* Exercise material *
Start of Block

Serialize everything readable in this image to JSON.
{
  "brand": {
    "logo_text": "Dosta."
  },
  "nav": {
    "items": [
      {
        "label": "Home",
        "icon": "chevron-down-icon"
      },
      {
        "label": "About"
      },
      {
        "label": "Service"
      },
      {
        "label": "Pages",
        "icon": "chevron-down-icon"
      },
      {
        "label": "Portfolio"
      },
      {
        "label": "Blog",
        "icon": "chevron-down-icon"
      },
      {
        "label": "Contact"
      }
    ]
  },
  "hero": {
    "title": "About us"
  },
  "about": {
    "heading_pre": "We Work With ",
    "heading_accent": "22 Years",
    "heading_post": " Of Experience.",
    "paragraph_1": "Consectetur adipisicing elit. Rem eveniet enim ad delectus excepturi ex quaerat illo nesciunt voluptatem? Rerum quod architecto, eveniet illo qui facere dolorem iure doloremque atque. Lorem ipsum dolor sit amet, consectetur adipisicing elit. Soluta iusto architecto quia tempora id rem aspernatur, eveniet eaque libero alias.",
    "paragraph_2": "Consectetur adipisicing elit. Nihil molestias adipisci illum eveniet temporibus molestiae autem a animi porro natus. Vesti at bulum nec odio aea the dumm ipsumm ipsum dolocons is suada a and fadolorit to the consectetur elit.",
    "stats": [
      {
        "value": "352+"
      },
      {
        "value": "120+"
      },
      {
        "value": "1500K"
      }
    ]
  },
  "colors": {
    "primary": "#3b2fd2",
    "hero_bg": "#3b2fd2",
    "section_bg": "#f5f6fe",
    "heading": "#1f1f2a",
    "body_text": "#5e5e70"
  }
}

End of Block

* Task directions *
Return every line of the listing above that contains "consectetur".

* Result *
    "paragraph_1": "Consectetur adipisicing elit. Rem eveniet enim ad delectus excepturi ex quaerat illo nesciunt voluptatem? Rerum quod architecto, eveniet illo qui facere dolorem iure doloremque atque. Lorem ipsum dolor sit amet, consectetur adipisicing elit. Soluta iusto architecto quia tempora id rem aspernatur, eveniet eaque libero alias.",
    "paragraph_2": "Consectetur adipisicing elit. Nihil molestias adipisci illum eveniet temporibus molestiae autem a animi porro natus. Vesti at bulum nec odio aea the dumm ipsumm ipsum dolocons is suada a and fadolorit to the consectetur elit.",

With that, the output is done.